In December 2013, a year into his second term, Barack Obama identified “dangerous and growing inequality and lack of upward mobility” as “the defining challenge of our time.” That observation — two years after Occupy Wall Street, four and half years into the “recovery” from the Great Recession, and eighteen years since the growing income share of the top one percent surpassed that of the bottom fifty percent — was both true and trivial.
Now, a long year into a new administration determined to deepen that divide — even as it mines its resentments — our inequality persists in starker and starker dimensions.
The digital project “Growing Apart: A Political History of American Inequality,” is an effort to grapple with that challenge — its dimensions, its roots, its causes, and its consequences.My motivation and interest in this project flows from several sources. As an historian of American public policy, I have written on the political economy of the New Deal, the politics of American health policy, and the long shadow of racial segregation in American cities. The central theme of this work, I came to realize, was the failure of public policy to redress inequality and, in many instances, its eagerness to sustain and widen that inequality.
As a faculty member at a large public university, I have, over the last quarter century, seen the fortunes and expectations of my students hammered by unrelenting economic challenges, including the erosion of state support for K-12 and post-secondary education.
And, as a researcher for a state policy think-tank (the Iowa Policy Project, an affiliate of the Economic Policy Institute’s EARN network), I have come to appreciate not just the corrosive effect that bad policy can have on equality and equal opportunity, but the damage that inequality can do to democratic aspirations and institutions.
For all of these reasons — academic, pedagogical, and political — I started assembling “Growing Apart.” Some of the pieces first appeared as blog posts for various outlets, and preliminary versions of the project were published at Inequality.org and as a series at Dissent.
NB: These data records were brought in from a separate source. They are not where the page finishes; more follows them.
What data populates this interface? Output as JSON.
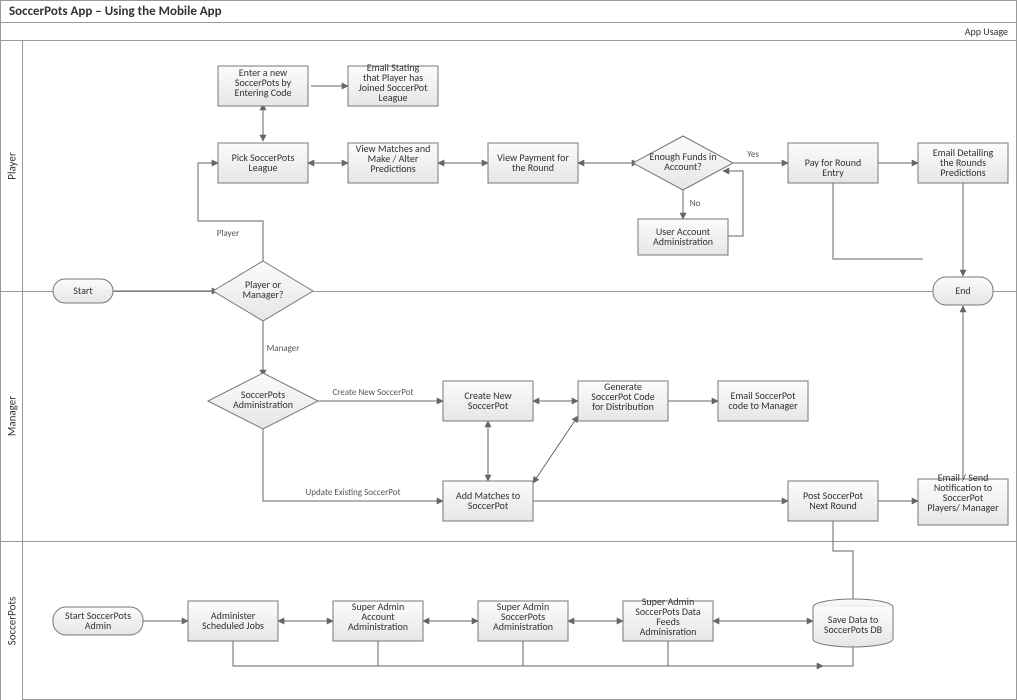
{
  "header": {
    "title": "SoccerPots App – Using the Mobile App",
    "subtitle": "App Usage"
  },
  "lanes": {
    "player": "Player",
    "manager": "Manager",
    "admin": "SoccerPots"
  },
  "nodes": {
    "start": "Start",
    "end": "End",
    "q_role": "Player or Manager?",
    "p_enterCode": "Enter a new SoccerPots by Entering Code",
    "p_emailJoin": "Email Stating that Player has Joined SoccerPot League",
    "p_pickLeague": "Pick SoccerPots League",
    "p_viewMatches": "View Matches and Make / Alter Predictions",
    "p_viewPay": "View Payment for the Round",
    "p_qFunds": "Enough Funds in Account?",
    "p_pay": "Pay for Round Entry",
    "p_emailRound": "Email Detailing the Rounds Predictions",
    "p_userAdmin": "User Account Administration",
    "m_qAdmin": "SoccerPots Administration",
    "m_createNew": "Create New SoccerPot",
    "m_genCode": "Generate SoccerPot Code for Distribution",
    "m_emailCode": "Email SoccerPot code to Manager",
    "m_addMatches": "Add Matches to SoccerPot",
    "m_postRound": "Post SoccerPot Next Round",
    "m_notify": "Email / Send Notification to SoccerPot Players/ Manager",
    "a_start": "Start SoccerPots Admin",
    "a_jobs": "Administer Scheduled Jobs",
    "a_acct": "Super Admin Account Administration",
    "a_sp": "Super Admin SoccerPots Administration",
    "a_feeds": "Super Admin SoccerPots Data Feeds Adminisration",
    "a_db": "Save Data to SoccerPots DB"
  },
  "edgeLabels": {
    "player": "Player",
    "manager": "Manager",
    "yes": "Yes",
    "no": "No",
    "createNew": "Create New SoccerPot",
    "updateExisting": "Update Existing SoccerPot"
  },
  "colors": {
    "nodeFillTop": "#fcfcfc",
    "nodeFillBot": "#e6e6e6",
    "stroke": "#777",
    "edge": "#666"
  }
}
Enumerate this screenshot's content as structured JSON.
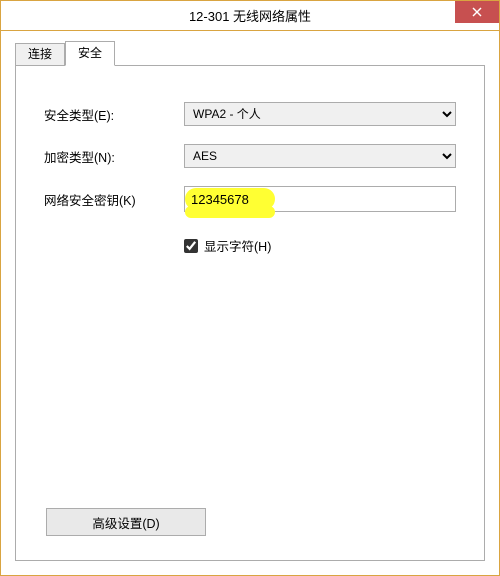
{
  "window": {
    "title": "12-301 无线网络属性",
    "close_icon": "close"
  },
  "tabs": {
    "connect": {
      "label": "连接"
    },
    "security": {
      "label": "安全"
    }
  },
  "security": {
    "security_type_label": "安全类型(E):",
    "encryption_type_label": "加密类型(N):",
    "network_key_label": "网络安全密钥(K)",
    "show_chars_label": "显示字符(H)",
    "advanced_button": "高级设置(D)",
    "security_type_value": "WPA2 - 个人",
    "encryption_type_value": "AES",
    "network_key_value": "12345678",
    "show_chars_checked": true
  }
}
Intended as a “live” resource, this new version of Growing Apart incorporates the latest data and new research (especially in the wake of the Great Recession) on inequality’s causes and consequences.